- Implied consent warnings: Police officers are obligated to warn you of the penalties of declining a DUI test or taking one. If they don’t, this could affect your license suspension and your test results admissibility.
- Not under the influence: Many times, it’s the officer’s interpretations and view of drunkenness that gets a person arrested. If your attorney can prove you were not under the influence, then your case will be dismissed or charges reduced.
- Blood alcohol concentration: DUI chemical testing has a range of possible complications that could affect your results. If your attorney can prove why your results are dubious or false, then you may have your case reduced or dismissed.
- Testing during the absorptive phase: Blood, breath or urine tests are defection if they are done while you are absorbing alcohol. It can take up to three hours to complete absorption. An attorney can prove your BAC result isn’t correct and cast doubt on the prosecution’s case.
Florida DUI Jury Instructions Ch. 28 – Visit the Standard Jury Instructions for Criminal Cases and learn the guidelines the jury must follow during a second DUI case. See the elements of the crime, defenses, and various penalties associated with driving under the influence.
DUI Legislation Signed by Governor Bush – Visit the website for the Florida Highway Safety and Motor Vehicle (FLHSMV) to read an article depicting Governor Jeb Bush’s approval of a bill for DUI enhanced penalties 10 years ago.
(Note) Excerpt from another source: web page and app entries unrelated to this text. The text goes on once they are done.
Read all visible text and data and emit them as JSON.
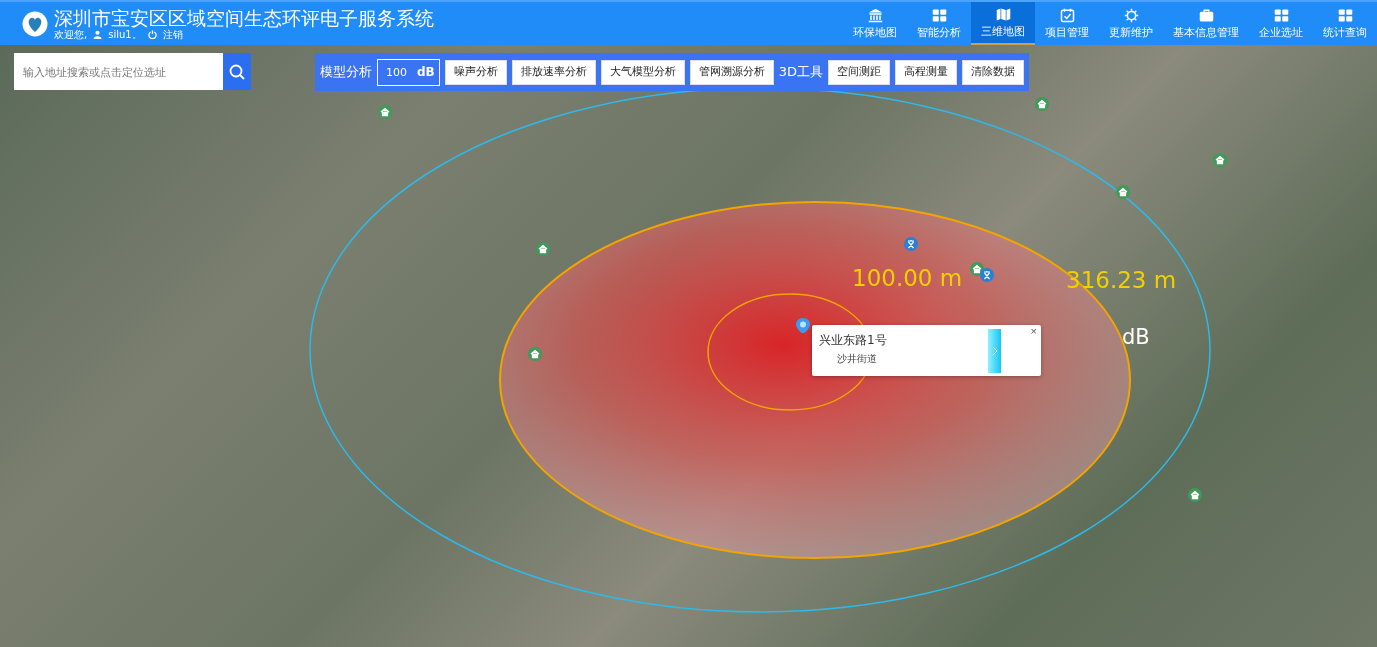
{
  "header": {
    "title": "深圳市宝安区区域空间生态环评电子服务系统",
    "welcome": "欢迎您,",
    "user": "silu1。",
    "logout": "注销"
  },
  "nav": [
    {
      "label": "环保地图",
      "kind": "bank",
      "selected": false
    },
    {
      "label": "智能分析",
      "kind": "grid",
      "selected": false
    },
    {
      "label": "三维地图",
      "kind": "map",
      "selected": true
    },
    {
      "label": "项目管理",
      "kind": "calendar",
      "selected": false
    },
    {
      "label": "更新维护",
      "kind": "gear",
      "selected": false
    },
    {
      "label": "基本信息管理",
      "kind": "briefcase",
      "selected": false
    },
    {
      "label": "企业选址",
      "kind": "grid",
      "selected": false
    },
    {
      "label": "统计查询",
      "kind": "grid",
      "selected": false
    }
  ],
  "search": {
    "placeholder": "输入地址搜索或点击定位选址"
  },
  "toolbar": {
    "model_label": "模型分析",
    "db_value": "100",
    "db_unit": "dB",
    "model_buttons": [
      "噪声分析",
      "排放速率分析",
      "大气模型分析",
      "管网溯源分析"
    ],
    "tools_label": "3D工具",
    "tool_buttons": [
      "空间测距",
      "高程测量",
      "清除数据"
    ]
  },
  "map": {
    "distance_labels": [
      "100.00 m",
      "316.23 m"
    ],
    "partial_label": "dB",
    "popup": {
      "title": "兴业东路1号",
      "subtitle": "沙井街道",
      "close": "×"
    }
  }
}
See the punishment that follows if a driver refuses to take a field sobriety test, repeat DUI offender penalties, and IID installations.
Port St. Lucie Attorney in Second DUI in FL
If you or someone you know has been arrested for a second DUI within the last 10 years, then it’s imperative you seek experienced criminal defense representation. For excellent legal counsel call (772) 291-2534 we will set up a strong defense for your case as soon as possible.
Meltzer & Bell is a group of reputable attorneys who has 20 years of collective experience we can use for your case. Contact us at (772) 291-2534 to set up your first consultation free. Meltzer & Bell accepts clients throughout the Martin County and St. Lucie County including Stuart, Port St. Lucie, Saint St. Lucie and Palm City.